First edition of both works. Composed between 1342 and 1343 and revised by Boccaccio himself between 1356 and 1360, the Amorosa visione is a poem in fifty cantos of terza rima that tells of a dreamer, the poet-protagonist, with a female guide, encountering five triumphs as frescoes within a castle – probably Castelnouvo of Napoli whose rooms were frescoed by Giotto; emerging into a garden landscape he eventually discovers his beloved. The poem is reminiscent of Dante and presages Petrarch; contemporaries thought the work post-dated Petrarch’s Trionfi, but it is now recognized as pre-dating that work. This edition is considered to represent Boccaccio’s own revisions, albeit with some intervention by its humanist editor Claricio who also added his own defense of Boccaccio’s poetry. Urbano, a novel which has the natural son of the Emperor Frederick I Barbarossa as protagonist, is presented here as a newly discovered text by Boccaccio but it is in fact a spurious work now variously assigned either Givanni Bonsignori or to Buonaccorsi da Ginestrata.The binder Claes van Doermaele came to Antwerp in 1533, where he was made Stadsboekbinder, following the death of Willem Vorsterman in 1543.Van Doermaele is recorded as binder of the Antwerp archive up to 1549. A binding in the National Art Library at South Kensington (Waele B.94) with the same central panel and binder’s mark, on an octavo format edition of the Opus historiarum nostro saeculo, Basel 1541, is described by E.P. Goldschmidt in his Gothic and Renaissance Bookbindings, no.184. The binding of Giannalisa Feltrinelli’s copy of Hypnerotomachia Poliphili, has the same central panel and binder’s mark. (Christie’s New York, 7 October 1997, lot 30).
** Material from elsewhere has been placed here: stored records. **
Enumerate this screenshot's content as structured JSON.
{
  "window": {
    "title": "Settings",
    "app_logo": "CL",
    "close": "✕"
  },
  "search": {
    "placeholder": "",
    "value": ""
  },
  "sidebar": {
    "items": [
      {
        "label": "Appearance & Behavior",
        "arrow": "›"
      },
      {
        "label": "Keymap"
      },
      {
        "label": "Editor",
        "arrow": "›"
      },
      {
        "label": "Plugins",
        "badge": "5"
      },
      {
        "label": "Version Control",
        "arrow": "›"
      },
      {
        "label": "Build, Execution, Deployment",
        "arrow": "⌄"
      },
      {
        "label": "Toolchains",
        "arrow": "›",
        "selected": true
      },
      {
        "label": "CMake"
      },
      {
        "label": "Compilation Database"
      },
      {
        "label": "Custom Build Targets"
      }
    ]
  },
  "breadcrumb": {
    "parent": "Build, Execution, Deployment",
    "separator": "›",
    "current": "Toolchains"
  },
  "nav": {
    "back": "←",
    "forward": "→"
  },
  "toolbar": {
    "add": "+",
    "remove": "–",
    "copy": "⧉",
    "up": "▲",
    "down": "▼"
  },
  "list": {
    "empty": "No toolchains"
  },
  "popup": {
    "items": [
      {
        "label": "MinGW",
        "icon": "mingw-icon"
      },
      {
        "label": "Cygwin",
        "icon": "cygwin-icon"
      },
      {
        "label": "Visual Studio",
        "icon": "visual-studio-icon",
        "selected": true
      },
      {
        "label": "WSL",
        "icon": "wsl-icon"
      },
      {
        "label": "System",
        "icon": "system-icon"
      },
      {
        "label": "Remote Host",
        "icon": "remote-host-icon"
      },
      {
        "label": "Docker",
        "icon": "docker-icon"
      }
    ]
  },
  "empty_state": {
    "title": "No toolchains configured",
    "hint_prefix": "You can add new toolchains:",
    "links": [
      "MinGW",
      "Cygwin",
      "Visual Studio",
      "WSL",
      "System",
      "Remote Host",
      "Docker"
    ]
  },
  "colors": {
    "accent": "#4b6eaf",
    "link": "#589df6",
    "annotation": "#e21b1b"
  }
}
IA 28939-28940; IGI 1812; BMC VI, 826; GW 45029.

Price: 24 000.00 EUR